* Task goal
An exact copy of the listing is needed, with every line kept.

* Exercise data

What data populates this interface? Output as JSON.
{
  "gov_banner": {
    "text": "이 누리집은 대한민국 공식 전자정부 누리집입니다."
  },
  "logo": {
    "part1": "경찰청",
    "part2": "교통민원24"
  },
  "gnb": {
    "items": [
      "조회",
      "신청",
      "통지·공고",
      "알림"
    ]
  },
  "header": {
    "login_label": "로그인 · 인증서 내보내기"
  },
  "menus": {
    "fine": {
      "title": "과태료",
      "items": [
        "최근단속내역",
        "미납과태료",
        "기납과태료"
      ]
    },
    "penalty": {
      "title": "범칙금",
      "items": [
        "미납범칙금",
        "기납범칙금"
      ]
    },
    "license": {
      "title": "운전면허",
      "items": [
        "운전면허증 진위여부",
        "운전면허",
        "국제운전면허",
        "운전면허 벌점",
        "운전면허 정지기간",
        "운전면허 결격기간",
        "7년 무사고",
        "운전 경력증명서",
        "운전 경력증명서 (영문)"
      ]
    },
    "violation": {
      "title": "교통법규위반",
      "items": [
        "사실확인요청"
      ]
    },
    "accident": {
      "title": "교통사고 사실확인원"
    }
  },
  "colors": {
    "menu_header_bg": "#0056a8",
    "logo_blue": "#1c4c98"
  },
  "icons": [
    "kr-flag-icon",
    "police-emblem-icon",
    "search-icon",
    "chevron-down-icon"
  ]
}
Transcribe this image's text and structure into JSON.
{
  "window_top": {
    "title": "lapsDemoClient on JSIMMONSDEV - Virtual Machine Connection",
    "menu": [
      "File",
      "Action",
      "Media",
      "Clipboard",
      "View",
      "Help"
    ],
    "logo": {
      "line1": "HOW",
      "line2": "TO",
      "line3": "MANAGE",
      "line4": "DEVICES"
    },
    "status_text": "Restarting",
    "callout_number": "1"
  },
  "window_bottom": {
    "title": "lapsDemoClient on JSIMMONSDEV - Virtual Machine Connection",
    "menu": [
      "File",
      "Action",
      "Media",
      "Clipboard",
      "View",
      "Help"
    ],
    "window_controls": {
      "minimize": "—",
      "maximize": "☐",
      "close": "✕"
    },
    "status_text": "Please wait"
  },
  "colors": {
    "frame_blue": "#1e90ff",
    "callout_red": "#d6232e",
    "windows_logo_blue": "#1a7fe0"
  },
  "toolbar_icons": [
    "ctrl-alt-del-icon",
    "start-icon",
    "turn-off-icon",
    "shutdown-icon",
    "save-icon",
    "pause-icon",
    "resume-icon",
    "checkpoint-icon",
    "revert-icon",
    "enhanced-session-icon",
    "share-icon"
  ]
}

* Solution for this task
What data populates this interface? Output as JSON.
{
  "gov_banner": {
    "text": "이 누리집은 대한민국 공식 전자정부 누리집입니다."
  },
  "logo": {
    "part1": "경찰청",
    "part2": "교통민원24"
  },
  "gnb": {
    "items": [
      "조회",
      "신청",
      "통지·공고",
      "알림"
    ]
  },
  "header": {
    "login_label": "로그인 · 인증서 내보내기"
  },
  "menus": {
    "fine": {
      "title": "과태료",
      "items": [
        "최근단속내역",
        "미납과태료",
        "기납과태료"
      ]
    },
    "penalty": {
      "title": "범칙금",
      "items": [
        "미납범칙금",
        "기납범칙금"
      ]
    },
    "license": {
      "title": "운전면허",
      "items": [
        "운전면허증 진위여부",
        "운전면허",
        "국제운전면허",
        "운전면허 벌점",
        "운전면허 정지기간",
        "운전면허 결격기간",
        "7년 무사고",
        "운전 경력증명서",
        "운전 경력증명서 (영문)"
      ]
    },
    "violation": {
      "title": "교통법규위반",
      "items": [
        "사실확인요청"
      ]
    },
    "accident": {
      "title": "교통사고 사실확인원"
    }
  },
  "colors": {
    "menu_header_bg": "#0056a8",
    "logo_blue": "#1c4c98"
  },
  "icons": [
    "kr-flag-icon",
    "police-emblem-icon",
    "search-icon",
    "chevron-down-icon"
  ]
}
Transcribe this image's text and structure into JSON.
{
  "window_top": {
    "title": "lapsDemoClient on JSIMMONSDEV - Virtual Machine Connection",
    "menu": [
      "File",
      "Action",
      "Media",
      "Clipboard",
      "View",
      "Help"
    ],
    "logo": {
      "line1": "HOW",
      "line2": "TO",
      "line3": "MANAGE",
      "line4": "DEVICES"
    },
    "status_text": "Restarting",
    "callout_number": "1"
  },
  "window_bottom": {
    "title": "lapsDemoClient on JSIMMONSDEV - Virtual Machine Connection",
    "menu": [
      "File",
      "Action",
      "Media",
      "Clipboard",
      "View",
      "Help"
    ],
    "window_controls": {
      "minimize": "—",
      "maximize": "☐",
      "close": "✕"
    },
    "status_text": "Please wait"
  },
  "colors": {
    "frame_blue": "#1e90ff",
    "callout_red": "#d6232e",
    "windows_logo_blue": "#1a7fe0"
  },
  "toolbar_icons": [
    "ctrl-alt-del-icon",
    "start-icon",
    "turn-off-icon",
    "shutdown-icon",
    "save-icon",
    "pause-icon",
    "resume-icon",
    "checkpoint-icon",
    "revert-icon",
    "enhanced-session-icon",
    "share-icon"
  ]
}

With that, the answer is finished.